Content starts
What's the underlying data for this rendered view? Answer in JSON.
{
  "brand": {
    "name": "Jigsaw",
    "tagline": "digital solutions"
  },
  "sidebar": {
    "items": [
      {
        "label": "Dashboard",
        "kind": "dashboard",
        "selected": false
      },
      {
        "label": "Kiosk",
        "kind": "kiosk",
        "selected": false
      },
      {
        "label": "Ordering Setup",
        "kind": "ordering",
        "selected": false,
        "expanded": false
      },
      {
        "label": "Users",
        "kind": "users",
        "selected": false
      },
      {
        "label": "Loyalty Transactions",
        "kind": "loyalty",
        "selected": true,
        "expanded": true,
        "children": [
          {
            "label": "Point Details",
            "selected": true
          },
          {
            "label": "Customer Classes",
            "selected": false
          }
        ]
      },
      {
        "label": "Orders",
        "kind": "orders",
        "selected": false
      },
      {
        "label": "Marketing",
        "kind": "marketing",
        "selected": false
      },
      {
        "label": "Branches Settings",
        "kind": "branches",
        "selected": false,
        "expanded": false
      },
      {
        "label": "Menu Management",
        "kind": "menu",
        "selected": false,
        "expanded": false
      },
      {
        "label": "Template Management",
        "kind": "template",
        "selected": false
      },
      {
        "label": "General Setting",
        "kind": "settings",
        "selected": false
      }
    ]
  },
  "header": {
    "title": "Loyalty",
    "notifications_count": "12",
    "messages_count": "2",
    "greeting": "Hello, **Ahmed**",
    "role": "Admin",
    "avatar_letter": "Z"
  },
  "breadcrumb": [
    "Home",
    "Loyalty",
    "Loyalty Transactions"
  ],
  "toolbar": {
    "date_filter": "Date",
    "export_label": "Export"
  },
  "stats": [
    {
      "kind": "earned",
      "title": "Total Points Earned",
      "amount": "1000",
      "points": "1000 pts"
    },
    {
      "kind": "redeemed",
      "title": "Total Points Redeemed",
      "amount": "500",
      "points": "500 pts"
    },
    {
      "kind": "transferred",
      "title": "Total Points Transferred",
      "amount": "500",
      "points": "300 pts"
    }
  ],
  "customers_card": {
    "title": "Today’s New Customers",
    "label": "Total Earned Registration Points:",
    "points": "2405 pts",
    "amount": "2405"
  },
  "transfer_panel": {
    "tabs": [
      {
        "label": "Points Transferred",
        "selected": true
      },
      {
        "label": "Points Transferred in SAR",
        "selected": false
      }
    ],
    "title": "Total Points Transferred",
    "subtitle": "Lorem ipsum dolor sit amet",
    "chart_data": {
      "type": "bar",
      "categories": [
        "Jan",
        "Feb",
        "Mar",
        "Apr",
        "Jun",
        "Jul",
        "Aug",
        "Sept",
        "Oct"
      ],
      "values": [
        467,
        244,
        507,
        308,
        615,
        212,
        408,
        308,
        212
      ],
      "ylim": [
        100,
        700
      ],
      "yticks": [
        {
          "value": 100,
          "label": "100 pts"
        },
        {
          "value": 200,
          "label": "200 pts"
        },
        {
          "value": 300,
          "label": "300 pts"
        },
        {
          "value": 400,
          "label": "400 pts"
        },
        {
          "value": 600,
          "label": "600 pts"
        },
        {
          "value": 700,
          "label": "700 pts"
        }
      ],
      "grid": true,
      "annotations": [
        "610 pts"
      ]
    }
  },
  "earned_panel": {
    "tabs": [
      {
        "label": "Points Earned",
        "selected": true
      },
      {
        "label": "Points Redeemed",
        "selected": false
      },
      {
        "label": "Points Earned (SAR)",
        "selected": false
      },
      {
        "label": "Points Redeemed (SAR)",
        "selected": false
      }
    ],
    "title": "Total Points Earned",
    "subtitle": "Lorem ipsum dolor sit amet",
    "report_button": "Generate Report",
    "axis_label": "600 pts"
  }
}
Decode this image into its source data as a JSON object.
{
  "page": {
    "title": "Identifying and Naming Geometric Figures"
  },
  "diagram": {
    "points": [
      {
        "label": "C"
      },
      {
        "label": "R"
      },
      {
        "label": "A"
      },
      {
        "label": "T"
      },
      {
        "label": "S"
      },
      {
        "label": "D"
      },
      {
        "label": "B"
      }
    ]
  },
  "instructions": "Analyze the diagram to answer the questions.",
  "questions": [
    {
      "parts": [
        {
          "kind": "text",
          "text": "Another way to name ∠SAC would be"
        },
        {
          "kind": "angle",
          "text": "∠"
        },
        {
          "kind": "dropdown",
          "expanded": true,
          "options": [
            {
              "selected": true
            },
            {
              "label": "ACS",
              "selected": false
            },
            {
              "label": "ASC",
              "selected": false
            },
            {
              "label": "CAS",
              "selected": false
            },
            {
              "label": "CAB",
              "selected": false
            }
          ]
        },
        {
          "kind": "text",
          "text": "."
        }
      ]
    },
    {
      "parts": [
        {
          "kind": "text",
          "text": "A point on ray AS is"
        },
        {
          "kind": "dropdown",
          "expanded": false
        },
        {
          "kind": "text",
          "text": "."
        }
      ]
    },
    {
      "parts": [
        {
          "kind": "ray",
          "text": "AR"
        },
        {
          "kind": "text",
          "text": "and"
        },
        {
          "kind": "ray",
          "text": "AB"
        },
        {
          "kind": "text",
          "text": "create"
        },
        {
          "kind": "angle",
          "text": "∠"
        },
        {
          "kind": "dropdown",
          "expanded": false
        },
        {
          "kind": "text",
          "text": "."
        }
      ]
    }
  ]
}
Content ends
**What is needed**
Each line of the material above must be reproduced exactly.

**Response**
What's the underlying data for this rendered view? Answer in JSON.
{
  "brand": {
    "name": "Jigsaw",
    "tagline": "digital solutions"
  },
  "sidebar": {
    "items": [
      {
        "label": "Dashboard",
        "kind": "dashboard",
        "selected": false
      },
      {
        "label": "Kiosk",
        "kind": "kiosk",
        "selected": false
      },
      {
        "label": "Ordering Setup",
        "kind": "ordering",
        "selected": false,
        "expanded": false
      },
      {
        "label": "Users",
        "kind": "users",
        "selected": false
      },
      {
        "label": "Loyalty Transactions",
        "kind": "loyalty",
        "selected": true,
        "expanded": true,
        "children": [
          {
            "label": "Point Details",
            "selected": true
          },
          {
            "label": "Customer Classes",
            "selected": false
          }
        ]
      },
      {
        "label": "Orders",
        "kind": "orders",
        "selected": false
      },
      {
        "label": "Marketing",
        "kind": "marketing",
        "selected": false
      },
      {
        "label": "Branches Settings",
        "kind": "branches",
        "selected": false,
        "expanded": false
      },
      {
        "label": "Menu Management",
        "kind": "menu",
        "selected": false,
        "expanded": false
      },
      {
        "label": "Template Management",
        "kind": "template",
        "selected": false
      },
      {
        "label": "General Setting",
        "kind": "settings",
        "selected": false
      }
    ]
  },
  "header": {
    "title": "Loyalty",
    "notifications_count": "12",
    "messages_count": "2",
    "greeting": "Hello, **Ahmed**",
    "role": "Admin",
    "avatar_letter": "Z"
  },
  "breadcrumb": [
    "Home",
    "Loyalty",
    "Loyalty Transactions"
  ],
  "toolbar": {
    "date_filter": "Date",
    "export_label": "Export"
  },
  "stats": [
    {
      "kind": "earned",
      "title": "Total Points Earned",
      "amount": "1000",
      "points": "1000 pts"
    },
    {
      "kind": "redeemed",
      "title": "Total Points Redeemed",
      "amount": "500",
      "points": "500 pts"
    },
    {
      "kind": "transferred",
      "title": "Total Points Transferred",
      "amount": "500",
      "points": "300 pts"
    }
  ],
  "customers_card": {
    "title": "Today’s New Customers",
    "label": "Total Earned Registration Points:",
    "points": "2405 pts",
    "amount": "2405"
  },
  "transfer_panel": {
    "tabs": [
      {
        "label": "Points Transferred",
        "selected": true
      },
      {
        "label": "Points Transferred in SAR",
        "selected": false
      }
    ],
    "title": "Total Points Transferred",
    "subtitle": "Lorem ipsum dolor sit amet",
    "chart_data": {
      "type": "bar",
      "categories": [
        "Jan",
        "Feb",
        "Mar",
        "Apr",
        "Jun",
        "Jul",
        "Aug",
        "Sept",
        "Oct"
      ],
      "values": [
        467,
        244,
        507,
        308,
        615,
        212,
        408,
        308,
        212
      ],
      "ylim": [
        100,
        700
      ],
      "yticks": [
        {
          "value": 100,
          "label": "100 pts"
        },
        {
          "value": 200,
          "label": "200 pts"
        },
        {
          "value": 300,
          "label": "300 pts"
        },
        {
          "value": 400,
          "label": "400 pts"
        },
        {
          "value": 600,
          "label": "600 pts"
        },
        {
          "value": 700,
          "label": "700 pts"
        }
      ],
      "grid": true,
      "annotations": [
        "610 pts"
      ]
    }
  },
  "earned_panel": {
    "tabs": [
      {
        "label": "Points Earned",
        "selected": true
      },
      {
        "label": "Points Redeemed",
        "selected": false
      },
      {
        "label": "Points Earned (SAR)",
        "selected": false
      },
      {
        "label": "Points Redeemed (SAR)",
        "selected": false
      }
    ],
    "title": "Total Points Earned",
    "subtitle": "Lorem ipsum dolor sit amet",
    "report_button": "Generate Report",
    "axis_label": "600 pts"
  }
}
Decode this image into its source data as a JSON object.
{
  "page": {
    "title": "Identifying and Naming Geometric Figures"
  },
  "diagram": {
    "points": [
      {
        "label": "C"
      },
      {
        "label": "R"
      },
      {
        "label": "A"
      },
      {
        "label": "T"
      },
      {
        "label": "S"
      },
      {
        "label": "D"
      },
      {
        "label": "B"
      }
    ]
  },
  "instructions": "Analyze the diagram to answer the questions.",
  "questions": [
    {
      "parts": [
        {
          "kind": "text",
          "text": "Another way to name ∠SAC would be"
        },
        {
          "kind": "angle",
          "text": "∠"
        },
        {
          "kind": "dropdown",
          "expanded": true,
          "options": [
            {
              "selected": true
            },
            {
              "label": "ACS",
              "selected": false
            },
            {
              "label": "ASC",
              "selected": false
            },
            {
              "label": "CAS",
              "selected": false
            },
            {
              "label": "CAB",
              "selected": false
            }
          ]
        },
        {
          "kind": "text",
          "text": "."
        }
      ]
    },
    {
      "parts": [
        {
          "kind": "text",
          "text": "A point on ray AS is"
        },
        {
          "kind": "dropdown",
          "expanded": false
        },
        {
          "kind": "text",
          "text": "."
        }
      ]
    },
    {
      "parts": [
        {
          "kind": "ray",
          "text": "AR"
        },
        {
          "kind": "text",
          "text": "and"
        },
        {
          "kind": "ray",
          "text": "AB"
        },
        {
          "kind": "text",
          "text": "create"
        },
        {
          "kind": "angle",
          "text": "∠"
        },
        {
          "kind": "dropdown",
          "expanded": false
        },
        {
          "kind": "text",
          "text": "."
        }
      ]
    }
  ]
}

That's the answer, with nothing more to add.